Artist and writer Chris Lanier has written the exhibition essay for Writing from Mars. He has a background in both traditional and digital media, and has worked in multimedia performance, digital animation, web production, and comics. Mr. Lanier is also an essayist and critic whose art criticism has appeared in a variety of online and print publications. He is an Associate Professor of Digital Art at Sierra Nevada College, Incline Village, Nevada. Lanier earned his M.F.A. in Studio Art at the University of California, Davis in 2007 and his B.A. in Art and Society at the New College of California, San Francisco in 1994. He lives in Reno with his family.
This exhibition is supported by a Challenge America grant from the National Endowment for the Arts.
The Capital City Arts Initiative is an artist-centered organization committed to the encouragement and support of artists and the arts and culture of Carson City and the surrounding region. The Initiative is committed to community building for the area’s diverse adult and youth populations through art projects and exhibitions, live events, arts education programs, artist residencies, and online projects.

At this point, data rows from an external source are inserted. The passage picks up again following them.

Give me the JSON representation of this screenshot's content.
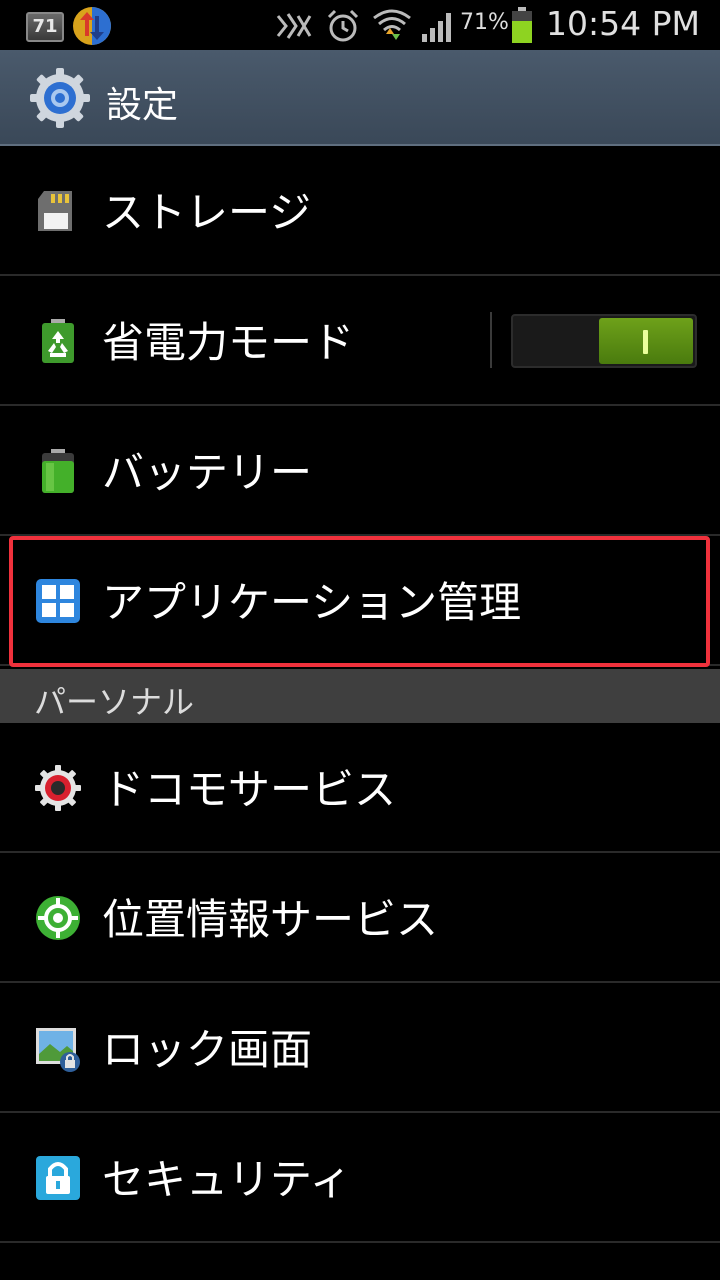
{
  "status_bar": {
    "notification_badge": "71",
    "battery_percent": "71%",
    "time": "10:54 PM",
    "battery_color": "#8ed321",
    "icons": [
      "nfc-icon",
      "alarm-icon",
      "wifi-icon",
      "signal-icon",
      "battery-icon"
    ]
  },
  "action_bar": {
    "title": "設定",
    "icon": "settings-gear-icon"
  },
  "list": {
    "storage": {
      "label": "ストレージ",
      "icon": "sd-card-icon"
    },
    "power_saving": {
      "label": "省電力モード",
      "icon": "eco-battery-icon",
      "toggle_on": true
    },
    "battery": {
      "label": "バッテリー",
      "icon": "battery-icon"
    },
    "app_manager": {
      "label": "アプリケーション管理",
      "icon": "app-grid-icon",
      "highlighted": true
    }
  },
  "section": {
    "personal": "パーソナル"
  },
  "personal_items": {
    "docomo": {
      "label": "ドコモサービス",
      "icon": "docomo-gear-icon"
    },
    "location": {
      "label": "位置情報サービス",
      "icon": "location-target-icon"
    },
    "lock_screen": {
      "label": "ロック画面",
      "icon": "lock-screen-icon"
    },
    "security": {
      "label": "セキュリティ",
      "icon": "padlock-icon"
    }
  },
  "colors": {
    "action_bar": "#44546a",
    "highlight": "#f0313c",
    "toggle_on": "#5a8c14",
    "section_header": "#3f3f3f"
  }
}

CCAI is funded in part by the John Ben Snow Memorial Trust, National Endowment for the Arts, Nevada Arts Council, City of Carson City, NV Energy Foundation, U.S. Bank Foundation, Nevada Humanities and National Endowment for the Humanities, and John and Grace Nauman Foundation.
For additional information, please visit CCAI’s website at www.arts-initiative.org.